TASK PROMPT:
Repeat all of the records verbatim.

(Data records for software interfaces)
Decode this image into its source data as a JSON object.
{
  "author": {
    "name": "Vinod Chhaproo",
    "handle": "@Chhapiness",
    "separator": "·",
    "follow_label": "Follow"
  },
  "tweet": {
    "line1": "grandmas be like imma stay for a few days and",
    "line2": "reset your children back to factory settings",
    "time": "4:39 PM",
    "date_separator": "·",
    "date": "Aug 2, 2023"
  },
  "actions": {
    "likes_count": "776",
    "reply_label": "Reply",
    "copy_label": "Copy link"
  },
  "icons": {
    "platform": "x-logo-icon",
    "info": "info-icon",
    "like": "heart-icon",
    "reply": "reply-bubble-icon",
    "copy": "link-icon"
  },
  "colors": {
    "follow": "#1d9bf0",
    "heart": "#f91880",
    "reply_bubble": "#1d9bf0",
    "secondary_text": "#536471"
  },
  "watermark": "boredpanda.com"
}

SOLUTION FOR THIS PROBLEM:
Decode this image into its source data as a JSON object.
{
  "author": {
    "name": "Vinod Chhaproo",
    "handle": "@Chhapiness",
    "separator": "·",
    "follow_label": "Follow"
  },
  "tweet": {
    "line1": "grandmas be like imma stay for a few days and",
    "line2": "reset your children back to factory settings",
    "time": "4:39 PM",
    "date_separator": "·",
    "date": "Aug 2, 2023"
  },
  "actions": {
    "likes_count": "776",
    "reply_label": "Reply",
    "copy_label": "Copy link"
  },
  "icons": {
    "platform": "x-logo-icon",
    "info": "info-icon",
    "like": "heart-icon",
    "reply": "reply-bubble-icon",
    "copy": "link-icon"
  },
  "colors": {
    "follow": "#1d9bf0",
    "heart": "#f91880",
    "reply_bubble": "#1d9bf0",
    "secondary_text": "#536471"
  },
  "watermark": "boredpanda.com"
}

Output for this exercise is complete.